→ Exercise instructions
Repeat each entry exactly and drop the pictures.
(Beginning of Exercise input)
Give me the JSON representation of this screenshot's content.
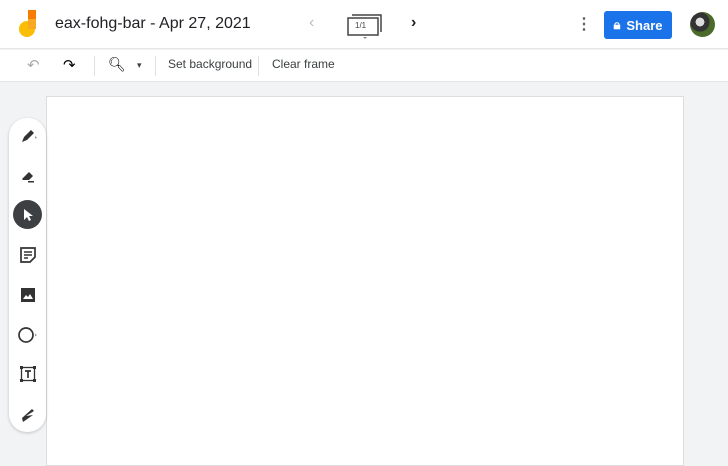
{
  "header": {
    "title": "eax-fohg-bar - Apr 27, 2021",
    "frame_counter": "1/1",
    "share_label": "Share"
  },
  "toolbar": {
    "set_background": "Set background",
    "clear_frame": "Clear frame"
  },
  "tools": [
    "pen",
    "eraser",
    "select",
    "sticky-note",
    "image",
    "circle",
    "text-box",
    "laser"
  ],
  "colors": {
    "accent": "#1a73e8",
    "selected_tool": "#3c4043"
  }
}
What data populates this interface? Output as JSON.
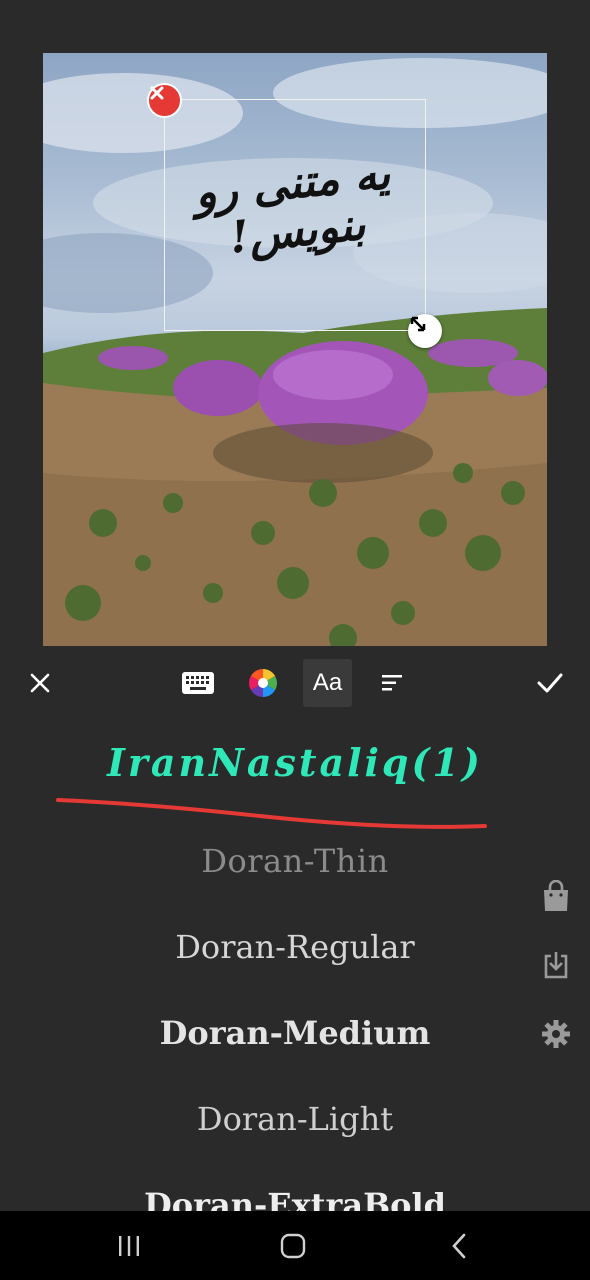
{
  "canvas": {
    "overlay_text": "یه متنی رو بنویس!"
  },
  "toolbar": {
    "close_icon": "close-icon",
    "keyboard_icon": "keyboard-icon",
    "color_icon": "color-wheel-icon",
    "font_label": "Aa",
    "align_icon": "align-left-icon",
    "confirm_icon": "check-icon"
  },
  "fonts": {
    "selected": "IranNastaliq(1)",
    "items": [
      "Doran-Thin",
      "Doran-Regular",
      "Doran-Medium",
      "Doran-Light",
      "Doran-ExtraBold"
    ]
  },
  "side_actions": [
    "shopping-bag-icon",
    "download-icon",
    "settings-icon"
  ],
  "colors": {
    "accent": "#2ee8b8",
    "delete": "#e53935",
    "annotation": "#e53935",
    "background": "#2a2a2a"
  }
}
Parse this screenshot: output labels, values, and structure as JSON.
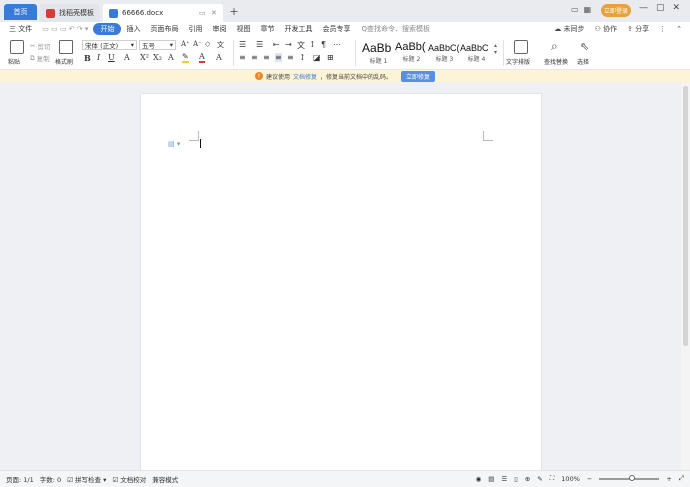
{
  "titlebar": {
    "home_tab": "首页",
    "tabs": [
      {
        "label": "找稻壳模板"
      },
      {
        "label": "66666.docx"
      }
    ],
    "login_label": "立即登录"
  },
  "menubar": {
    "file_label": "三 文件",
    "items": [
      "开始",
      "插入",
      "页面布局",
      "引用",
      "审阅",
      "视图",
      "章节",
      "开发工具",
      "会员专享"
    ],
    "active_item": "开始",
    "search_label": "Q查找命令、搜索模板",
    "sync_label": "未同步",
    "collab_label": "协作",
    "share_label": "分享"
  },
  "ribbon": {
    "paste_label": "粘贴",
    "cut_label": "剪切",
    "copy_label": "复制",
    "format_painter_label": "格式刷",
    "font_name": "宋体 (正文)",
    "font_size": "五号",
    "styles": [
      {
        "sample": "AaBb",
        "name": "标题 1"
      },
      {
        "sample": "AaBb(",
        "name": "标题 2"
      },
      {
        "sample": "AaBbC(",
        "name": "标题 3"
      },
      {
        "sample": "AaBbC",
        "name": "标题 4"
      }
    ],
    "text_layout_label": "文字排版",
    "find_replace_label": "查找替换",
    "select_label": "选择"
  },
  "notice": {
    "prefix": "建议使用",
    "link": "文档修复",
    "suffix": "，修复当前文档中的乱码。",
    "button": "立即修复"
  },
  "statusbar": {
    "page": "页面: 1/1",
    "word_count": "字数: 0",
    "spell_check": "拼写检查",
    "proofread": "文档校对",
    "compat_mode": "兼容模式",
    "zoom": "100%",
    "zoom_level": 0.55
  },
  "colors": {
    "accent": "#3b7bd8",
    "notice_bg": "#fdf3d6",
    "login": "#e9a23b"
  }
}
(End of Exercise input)
→ Answer for this exercise
Give me the JSON representation of this screenshot's content.
{
  "header": {
    "title": "eax-fohg-bar - Apr 27, 2021",
    "frame_counter": "1/1",
    "share_label": "Share"
  },
  "toolbar": {
    "set_background": "Set background",
    "clear_frame": "Clear frame"
  },
  "tools": [
    "pen",
    "eraser",
    "select",
    "sticky-note",
    "image",
    "circle",
    "text-box",
    "laser"
  ],
  "colors": {
    "accent": "#1a73e8",
    "selected_tool": "#3c4043"
  }
}
What data populates this interface? Output as JSON.
{
  "canvas": {
    "overlay_text": "یه متنی رو بنویس!"
  },
  "toolbar": {
    "close_icon": "close-icon",
    "keyboard_icon": "keyboard-icon",
    "color_icon": "color-wheel-icon",
    "font_label": "Aa",
    "align_icon": "align-left-icon",
    "confirm_icon": "check-icon"
  },
  "fonts": {
    "selected": "IranNastaliq(1)",
    "items": [
      "Doran-Thin",
      "Doran-Regular",
      "Doran-Medium",
      "Doran-Light",
      "Doran-ExtraBold"
    ]
  },
  "side_actions": [
    "shopping-bag-icon",
    "download-icon",
    "settings-icon"
  ],
  "colors": {
    "accent": "#2ee8b8",
    "delete": "#e53935",
    "annotation": "#e53935",
    "background": "#2a2a2a"
  }
}
Parse this screenshot: output labels, values, and structure as JSON.
{
  "titlebar": {
    "home_tab": "首页",
    "tabs": [
      {
        "label": "找稻壳模板"
      },
      {
        "label": "66666.docx"
      }
    ],
    "login_label": "立即登录"
  },
  "menubar": {
    "file_label": "三 文件",
    "items": [
      "开始",
      "插入",
      "页面布局",
      "引用",
      "审阅",
      "视图",
      "章节",
      "开发工具",
      "会员专享"
    ],
    "active_item": "开始",
    "search_label": "Q查找命令、搜索模板",
    "sync_label": "未同步",
    "collab_label": "协作",
    "share_label": "分享"
  },
  "ribbon": {
    "paste_label": "粘贴",
    "cut_label": "剪切",
    "copy_label": "复制",
    "format_painter_label": "格式刷",
    "font_name": "宋体 (正文)",
    "font_size": "五号",
    "styles": [
      {
        "sample": "AaBb",
        "name": "标题 1"
      },
      {
        "sample": "AaBb(",
        "name": "标题 2"
      },
      {
        "sample": "AaBbC(",
        "name": "标题 3"
      },
      {
        "sample": "AaBbC",
        "name": "标题 4"
      }
    ],
    "text_layout_label": "文字排版",
    "find_replace_label": "查找替换",
    "select_label": "选择"
  },
  "notice": {
    "prefix": "建议使用",
    "link": "文档修复",
    "suffix": "，修复当前文档中的乱码。",
    "button": "立即修复"
  },
  "statusbar": {
    "page": "页面: 1/1",
    "word_count": "字数: 0",
    "spell_check": "拼写检查",
    "proofread": "文档校对",
    "compat_mode": "兼容模式",
    "zoom": "100%",
    "zoom_level": 0.55
  },
  "colors": {
    "accent": "#3b7bd8",
    "notice_bg": "#fdf3d6",
    "login": "#e9a23b"
  }
}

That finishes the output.